Last week, Rolling Stone Mick Jagger, himself a former student of economics at the London School of Economics, stated that his “personal, personal view” was that while in the short-term Brexit by the UK from the European Union would be detrimental in a 20-year time frame it would probably be beneficial.
And while everyone wants to see quick successes, the truth is that decisions like these have to be taken for the long-term view, not the short-term jolts.
There will be pain. There will be renegotiation but there will not be famine in order to reach feast. For a start Britain would not exit within days of a Brexit vote on June 23.
Rather, it would involve months of negotiation with the EU about the flavour of exit. There would be a lot to renegotiate – and that could take 3-5 years to complete.
Meanwhile, and therefore in parallel, the UK would commence trading agreement talks with the EU rump as well as with other nations it used to trade directly, such as the Commonwealth (whose population at 508 million is actually larger than that of the European Union at 137 million) as well as the USA and others. For over 40 years Britain, a proud mercantile economy, has had all that decided on its behalf by Brussels.
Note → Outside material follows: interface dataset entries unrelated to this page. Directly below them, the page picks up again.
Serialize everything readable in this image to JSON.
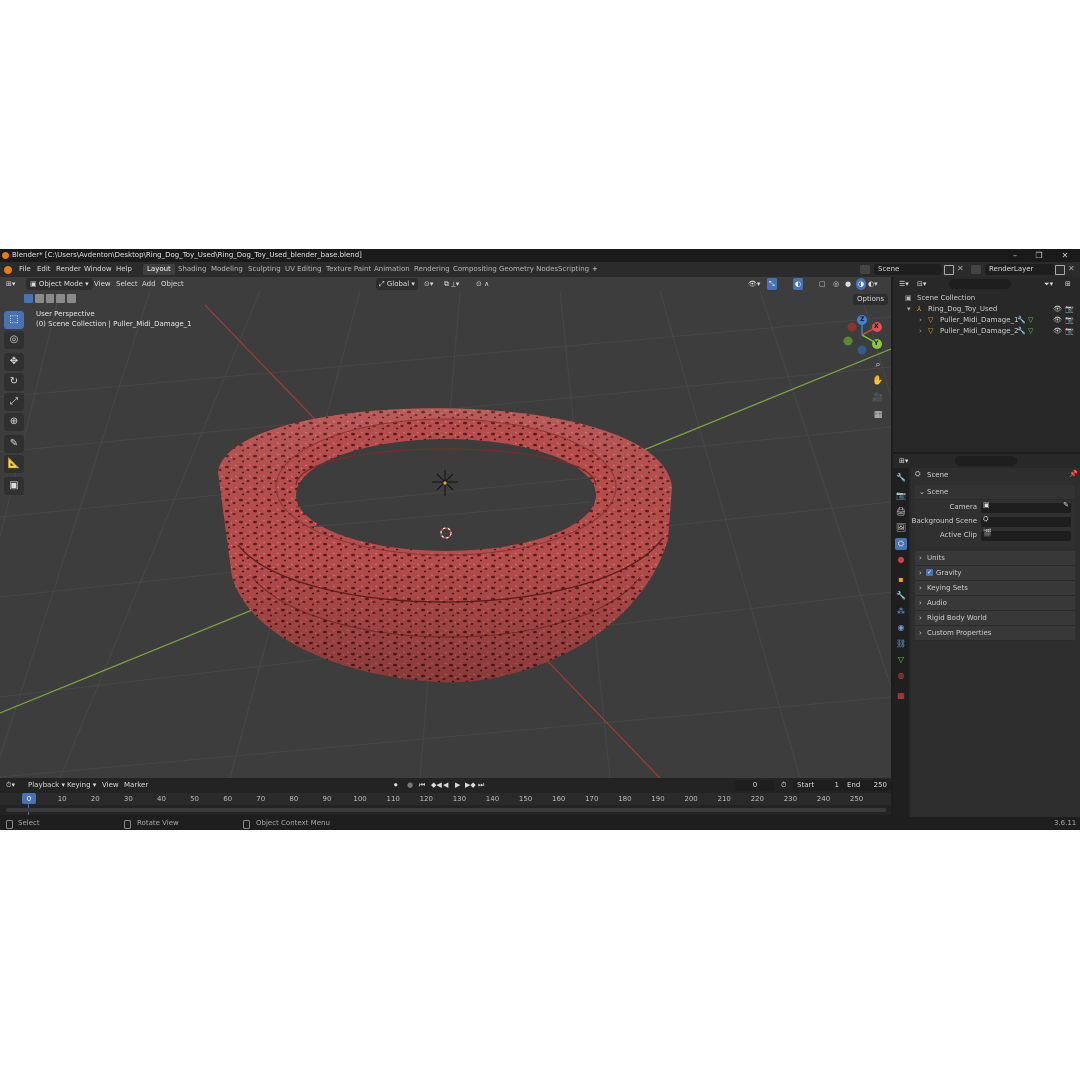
{
  "window": {
    "title": "Blender* [C:\\Users\\Avdenton\\Desktop\\Ring_Dog_Toy_Used\\Ring_Dog_Toy_Used_blender_base.blend]",
    "minimize": "–",
    "maximize": "❐",
    "close": "✕"
  },
  "menu": [
    "File",
    "Edit",
    "Render",
    "Window",
    "Help"
  ],
  "workspaces": [
    "Layout",
    "Shading",
    "Modeling",
    "Sculpting",
    "UV Editing",
    "Texture Paint",
    "Animation",
    "Rendering",
    "Compositing",
    "Geometry Nodes",
    "Scripting"
  ],
  "workspace_add": "+",
  "scene_field": "Scene",
  "viewlayer_field": "RenderLayer",
  "viewport": {
    "mode": "Object Mode",
    "menus": [
      "View",
      "Select",
      "Add",
      "Object"
    ],
    "transform_orientation": "Global",
    "options_label": "Options",
    "overlay_line1": "User Perspective",
    "overlay_line2": "(0) Scene Collection | Puller_Midi_Damage_1",
    "gizmo_axes": {
      "x": "X",
      "y": "Y",
      "z": "Z"
    },
    "colors": {
      "ring": "#b24b4a",
      "ring_dark": "#6e2424",
      "grid_bg": "#3d3d3d",
      "x_axis": "#a33a3a",
      "y_axis": "#7ea83a"
    }
  },
  "timeline": {
    "menus": [
      "Playback",
      "Keying",
      "View",
      "Marker"
    ],
    "current_frame": "0",
    "start_label": "Start",
    "start_value": "1",
    "end_label": "End",
    "end_value": "250",
    "ticks": [
      "0",
      "10",
      "20",
      "30",
      "40",
      "50",
      "60",
      "70",
      "80",
      "90",
      "100",
      "110",
      "120",
      "130",
      "140",
      "150",
      "160",
      "170",
      "180",
      "190",
      "200",
      "210",
      "220",
      "230",
      "240",
      "250"
    ]
  },
  "status": {
    "select": "Select",
    "rotate": "Rotate View",
    "context": "Object Context Menu",
    "version": "3.6.11"
  },
  "outliner": {
    "root": "Scene Collection",
    "items": [
      {
        "label": "Ring_Dog_Toy_Used"
      },
      {
        "label": "Puller_Midi_Damage_1"
      },
      {
        "label": "Puller_Midi_Damage_2"
      }
    ]
  },
  "properties": {
    "context_title": "Scene",
    "panel_title": "Scene",
    "camera_label": "Camera",
    "background_label": "Background Scene",
    "clip_label": "Active Clip",
    "sections": [
      "Units",
      "Gravity",
      "Keying Sets",
      "Audio",
      "Rigid Body World",
      "Custom Properties"
    ],
    "gravity_checked": true
  }
}
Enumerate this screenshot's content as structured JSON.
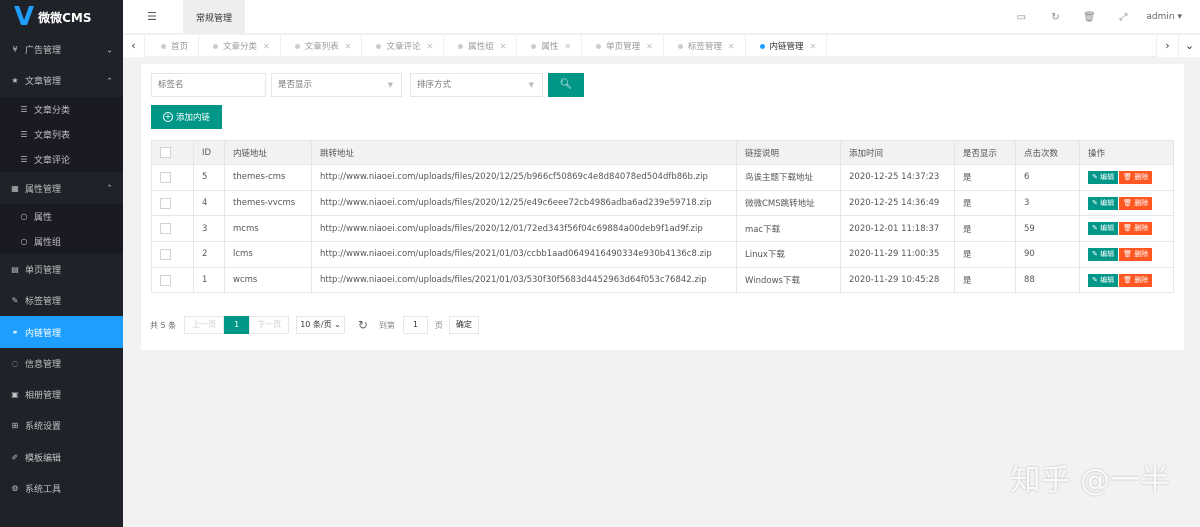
{
  "app": {
    "logo_letter": "V",
    "logo_text": "微微CMS"
  },
  "header": {
    "tab": "常规管理",
    "user": "admin",
    "icons": [
      "monitor-icon",
      "refresh-icon",
      "trash-icon",
      "fullscreen-icon"
    ]
  },
  "sidebar": {
    "items": [
      {
        "label": "广告管理",
        "icon": "¥"
      },
      {
        "label": "文章管理",
        "icon": "★"
      },
      {
        "label": "文章分类"
      },
      {
        "label": "文章列表"
      },
      {
        "label": "文章评论"
      },
      {
        "label": "属性管理",
        "icon": "▦"
      },
      {
        "label": "属性"
      },
      {
        "label": "属性组"
      },
      {
        "label": "单页管理",
        "icon": "▤"
      },
      {
        "label": "标签管理",
        "icon": "✎"
      },
      {
        "label": "内链管理",
        "icon": "⚭"
      },
      {
        "label": "信息管理",
        "icon": "◌"
      },
      {
        "label": "相册管理",
        "icon": "▣"
      },
      {
        "label": "系统设置",
        "icon": "⊞"
      },
      {
        "label": "模板编辑",
        "icon": "✐"
      },
      {
        "label": "系统工具",
        "icon": "⚙"
      }
    ]
  },
  "tabs": [
    "首页",
    "文章分类",
    "文章列表",
    "文章评论",
    "属性组",
    "属性",
    "单页管理",
    "标签管理",
    "内链管理"
  ],
  "filters": {
    "tag_placeholder": "标签名",
    "show_placeholder": "是否显示",
    "sort_placeholder": "排序方式"
  },
  "add_button": "添加内链",
  "table": {
    "headers": [
      "ID",
      "内链地址",
      "跳转地址",
      "链接说明",
      "添加时间",
      "是否显示",
      "点击次数",
      "操作"
    ],
    "rows": [
      [
        "5",
        "themes-cms",
        "http://www.niaoei.com/uploads/files/2020/12/25/b966cf50869c4e8d84078ed504dfb86b.zip",
        "鸟诶主题下载地址",
        "2020-12-25 14:37:23",
        "是",
        "6"
      ],
      [
        "4",
        "themes-vvcms",
        "http://www.niaoei.com/uploads/files/2020/12/25/e49c6eee72cb4986adba6ad239e59718.zip",
        "微微CMS跳转地址",
        "2020-12-25 14:36:49",
        "是",
        "3"
      ],
      [
        "3",
        "mcms",
        "http://www.niaoei.com/uploads/files/2020/12/01/72ed343f56f04c69884a00deb9f1ad9f.zip",
        "mac下载",
        "2020-12-01 11:18:37",
        "是",
        "59"
      ],
      [
        "2",
        "lcms",
        "http://www.niaoei.com/uploads/files/2021/01/03/ccbb1aad0649416490334e930b4136c8.zip",
        "Linux下载",
        "2020-11-29 11:00:35",
        "是",
        "90"
      ],
      [
        "1",
        "wcms",
        "http://www.niaoei.com/uploads/files/2021/01/03/530f30f5683d4452963d64f053c76842.zip",
        "Windows下载",
        "2020-11-29 10:45:28",
        "是",
        "88"
      ]
    ],
    "edit_label": "编辑",
    "delete_label": "删除"
  },
  "pager": {
    "total": "共 5 条",
    "prev": "上一页",
    "current": "1",
    "next": "下一页",
    "page_size": "10 条/页",
    "goto": "到第",
    "goto_value": "1",
    "page_unit": "页",
    "ok": "确定"
  },
  "watermark": "知乎 @一半",
  "colors": {
    "accent": "#009688",
    "active_menu": "#1e9fff",
    "danger": "#ff5722",
    "sidebar_bg": "#20222a"
  }
}
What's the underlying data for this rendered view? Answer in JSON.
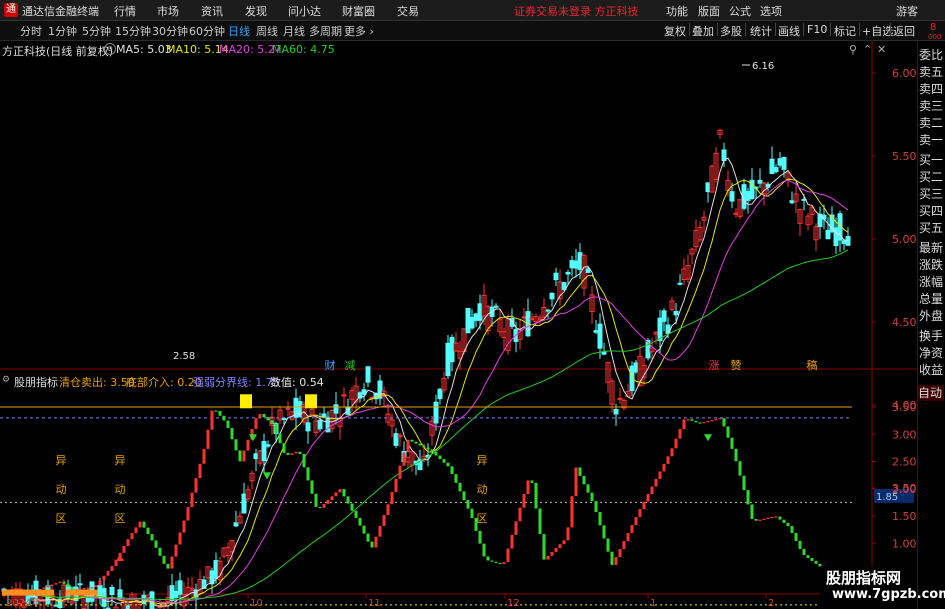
{
  "titlebar": {
    "logo_text": "通",
    "app_name": "通达信金融终端",
    "menu": [
      "行情",
      "市场",
      "资讯",
      "发现",
      "问小达",
      "财富圈",
      "交易"
    ],
    "notice": "证券交易未登录  方正科技",
    "right_menu": [
      "功能",
      "版面",
      "公式",
      "选项",
      "游客"
    ]
  },
  "toolbar": {
    "periods": [
      "分时",
      "1分钟",
      "5分钟",
      "15分钟",
      "30分钟",
      "60分钟",
      "日线",
      "周线",
      "月线",
      "多周期",
      "更多 ›"
    ],
    "active_period": "日线",
    "right_tools": [
      "复权",
      "叠加",
      "多股",
      "统计",
      "画线",
      "F10",
      "标记",
      "+自选",
      "返回"
    ]
  },
  "main_chart": {
    "stock_label": "方正科技(日线 前复权)",
    "ma_legend": [
      {
        "label": "MA5: 5.03",
        "color": "#e0e0e0"
      },
      {
        "label": "MA10: 5.14",
        "color": "#e6e600"
      },
      {
        "label": "MA20: 5.27",
        "color": "#e040e0"
      },
      {
        "label": "MA60: 4.75",
        "color": "#22cc22"
      }
    ],
    "price_axis": [
      "6.00",
      "5.50",
      "5.00",
      "4.50",
      "4.00",
      "3.50",
      "3.00"
    ],
    "high_label": "6.16",
    "low_label": "2.58",
    "event_labels": [
      {
        "text": "财",
        "color": "#37a3ff"
      },
      {
        "text": "减",
        "color": "#22cc22"
      },
      {
        "text": "涨",
        "color": "#ff3030"
      },
      {
        "text": "赞",
        "color": "#e6a000"
      },
      {
        "text": "稿",
        "color": "#e6a000"
      }
    ],
    "top_right_label": "8",
    "top_right_sub": "000"
  },
  "sub_chart": {
    "indicator_name": "股朋指标",
    "legend": [
      {
        "label": "清仓卖出: 3.50",
        "color": "#e6a000"
      },
      {
        "label": "底部介入: 0.20",
        "color": "#e6a000"
      },
      {
        "label": "强弱分界线: 1.75",
        "color": "#8080ff"
      },
      {
        "label": "数值: 0.54",
        "color": "#e0e0e0"
      }
    ],
    "value_axis": [
      "3.50",
      "3.00",
      "2.50",
      "2.00",
      "1.50",
      "1.00"
    ],
    "current_value_tag": "1.85",
    "annotations": [
      "异",
      "动",
      "区"
    ],
    "date_axis": [
      "2024年",
      "9",
      "10",
      "11",
      "12",
      "1",
      "2"
    ]
  },
  "right_panel": {
    "items": [
      "委比",
      "卖五",
      "卖四",
      "卖三",
      "卖二",
      "卖一",
      "买一",
      "买二",
      "买三",
      "买四",
      "买五",
      "最新",
      "涨跌",
      "涨幅",
      "总量",
      "外盘",
      "换手",
      "净资",
      "收益"
    ],
    "auto_label": "自动"
  },
  "watermark": {
    "line1": "股朋指标网",
    "line2": "www.7gpzb.com"
  }
}
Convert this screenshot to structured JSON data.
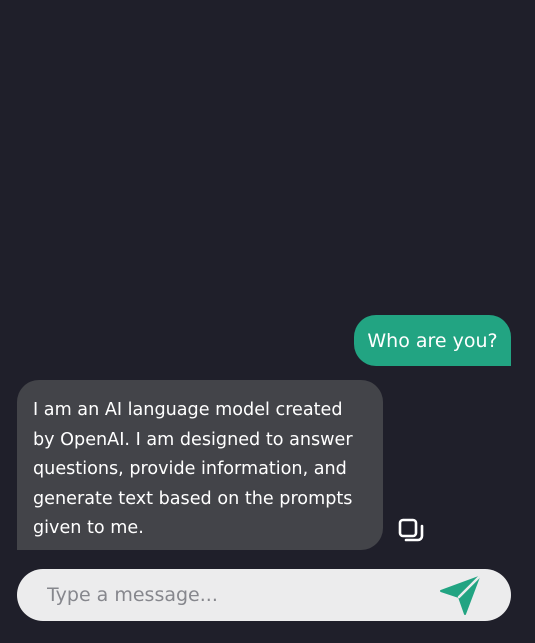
{
  "messages": [
    {
      "role": "user",
      "text": "Who are you?"
    },
    {
      "role": "assistant",
      "text": "I am an AI language model created by OpenAI. I am designed to answer questions, provide information, and generate text based on the prompts given to me."
    }
  ],
  "composer": {
    "placeholder": "Type a message..."
  },
  "icons": {
    "copy": "copy-icon",
    "send": "send-icon"
  },
  "colors": {
    "background": "#1f1f2a",
    "user_bubble": "#22a482",
    "assistant_bubble": "#434449",
    "input_bg": "#ececed",
    "send_icon": "#22a482"
  }
}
It is certain that those new trading agreements would take up to three years to establish. Then there would be a transitionary period as we exit EU deals and take on the new deals in parallel. So to talk about shortages, or trading vacuums, is simply a nonsense. It makes the UK look like it is incapable of taking care of its own destiny. Is that how much 43 years in the EU has destroyed our own self-esteem?
As I have said before, not so long ago a referendum would have been thought unthinkable. Now we are conducting one. Then we were threatened this is a no-return poll. Again, total nonsense. If in 10 years’ time Britain feels it made an emotional mistake voting for Brexit I am certain that Europe would be more than happy to readmit “moneybags” Britain.
Both sides have been trading falsehoods about Brexit or Remaining in the EU. And I fear much more is yet to be revealed. But my concern is to set the record straight. If the UK government’s leaflet would not tell people which way to vote but just lay out the facts for and against, it would give people what they definitely need – clarity to judge.
Yet as we have seen with the Scottish Referendum, another bungled voting process right there, voters don’t know the facts and will almost certainly vote with their emotions. It wasn’t necessarily good for the Scottish vote in 2014 and I daresay won’t be good for the EU vote this year either.
You might have noticed that I have taken shots at the Remaining in the EU side. Why not poke the Brexit Brigade too? After all, I readily admit both sides trade propaganda.
Very true but I have always believed it is easier for the status quo to defend themselves. They are able to pass on propaganda as official facts whereas those seeking Brexit are mere amateurs and inexperienced zealots. In a way the status quo has a more chilling authority about themselves.
Indeed that was why in 2014 I was far more critical of the Better Together side than those seeking Scottish independence.
Whatever my own convictions in the matter, I really take offence at any “charade” made of democracy. It is no good Cameron feeling smug that he has hoodwinked the Scots into staying in the union, and now hoodwinking voters into staying in the European Union. It is not about getting people to vote the way he or Nigel Farage or Jeremy Corbyn want. It is about allowing real democracy so that people, armed with facts, can make their own voices heard. That is the real notion of democracy and accountability for it.
As I said with Scotland, I say again with the EU. I really don’t mind what the country decides, so long as it is based on an honest appraisal. And yet we can see that is not going to be allowed to happen. People must not be allowed to have their voice within heard. How utterly depressing is that?